INSTRUCTIONS FOR THE TASK: Look for the line containing "What's the underlying" in the entries below, then print that line and all that follow it exactly.

(RECORDS FOR THIS EXERCISE Opens)

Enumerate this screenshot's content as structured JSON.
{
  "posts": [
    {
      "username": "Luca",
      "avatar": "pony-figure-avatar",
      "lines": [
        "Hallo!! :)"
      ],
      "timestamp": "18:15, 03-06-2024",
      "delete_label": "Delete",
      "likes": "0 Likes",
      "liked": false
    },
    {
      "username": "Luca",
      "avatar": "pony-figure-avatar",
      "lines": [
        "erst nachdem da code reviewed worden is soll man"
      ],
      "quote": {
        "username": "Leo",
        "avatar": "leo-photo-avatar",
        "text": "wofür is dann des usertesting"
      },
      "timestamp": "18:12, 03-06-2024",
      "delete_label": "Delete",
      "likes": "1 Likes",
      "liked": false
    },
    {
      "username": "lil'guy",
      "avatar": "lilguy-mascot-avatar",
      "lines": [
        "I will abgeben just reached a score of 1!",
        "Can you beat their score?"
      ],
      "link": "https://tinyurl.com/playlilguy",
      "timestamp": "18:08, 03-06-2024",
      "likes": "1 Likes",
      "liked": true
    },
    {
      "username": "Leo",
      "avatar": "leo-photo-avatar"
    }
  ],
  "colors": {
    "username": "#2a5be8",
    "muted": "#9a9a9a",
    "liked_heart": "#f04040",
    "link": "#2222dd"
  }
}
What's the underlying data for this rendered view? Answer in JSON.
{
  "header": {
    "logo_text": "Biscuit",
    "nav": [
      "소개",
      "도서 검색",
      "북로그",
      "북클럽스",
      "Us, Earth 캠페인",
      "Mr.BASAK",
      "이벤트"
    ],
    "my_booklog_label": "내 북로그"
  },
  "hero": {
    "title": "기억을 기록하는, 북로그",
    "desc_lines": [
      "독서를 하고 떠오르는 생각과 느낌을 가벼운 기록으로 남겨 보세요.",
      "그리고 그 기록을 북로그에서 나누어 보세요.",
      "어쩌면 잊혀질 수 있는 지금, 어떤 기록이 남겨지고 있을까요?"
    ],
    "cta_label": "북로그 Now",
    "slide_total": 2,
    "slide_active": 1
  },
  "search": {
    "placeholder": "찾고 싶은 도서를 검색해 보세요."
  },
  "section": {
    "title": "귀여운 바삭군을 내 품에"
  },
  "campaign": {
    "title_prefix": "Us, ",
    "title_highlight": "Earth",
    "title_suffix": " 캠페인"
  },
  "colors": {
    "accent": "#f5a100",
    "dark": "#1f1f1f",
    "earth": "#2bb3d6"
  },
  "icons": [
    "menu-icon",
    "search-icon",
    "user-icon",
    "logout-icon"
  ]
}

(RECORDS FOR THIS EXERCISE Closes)

THE COMPLETED TASK:
What's the underlying data for this rendered view? Answer in JSON.
{
  "header": {
    "logo_text": "Biscuit",
    "nav": [
      "소개",
      "도서 검색",
      "북로그",
      "북클럽스",
      "Us, Earth 캠페인",
      "Mr.BASAK",
      "이벤트"
    ],
    "my_booklog_label": "내 북로그"
  },
  "hero": {
    "title": "기억을 기록하는, 북로그",
    "desc_lines": [
      "독서를 하고 떠오르는 생각과 느낌을 가벼운 기록으로 남겨 보세요.",
      "그리고 그 기록을 북로그에서 나누어 보세요.",
      "어쩌면 잊혀질 수 있는 지금, 어떤 기록이 남겨지고 있을까요?"
    ],
    "cta_label": "북로그 Now",
    "slide_total": 2,
    "slide_active": 1
  },
  "search": {
    "placeholder": "찾고 싶은 도서를 검색해 보세요."
  },
  "section": {
    "title": "귀여운 바삭군을 내 품에"
  },
  "campaign": {
    "title_prefix": "Us, ",
    "title_highlight": "Earth",
    "title_suffix": " 캠페인"
  },
  "colors": {
    "accent": "#f5a100",
    "dark": "#1f1f1f",
    "earth": "#2bb3d6"
  },
  "icons": [
    "menu-icon",
    "search-icon",
    "user-icon",
    "logout-icon"
  ]
}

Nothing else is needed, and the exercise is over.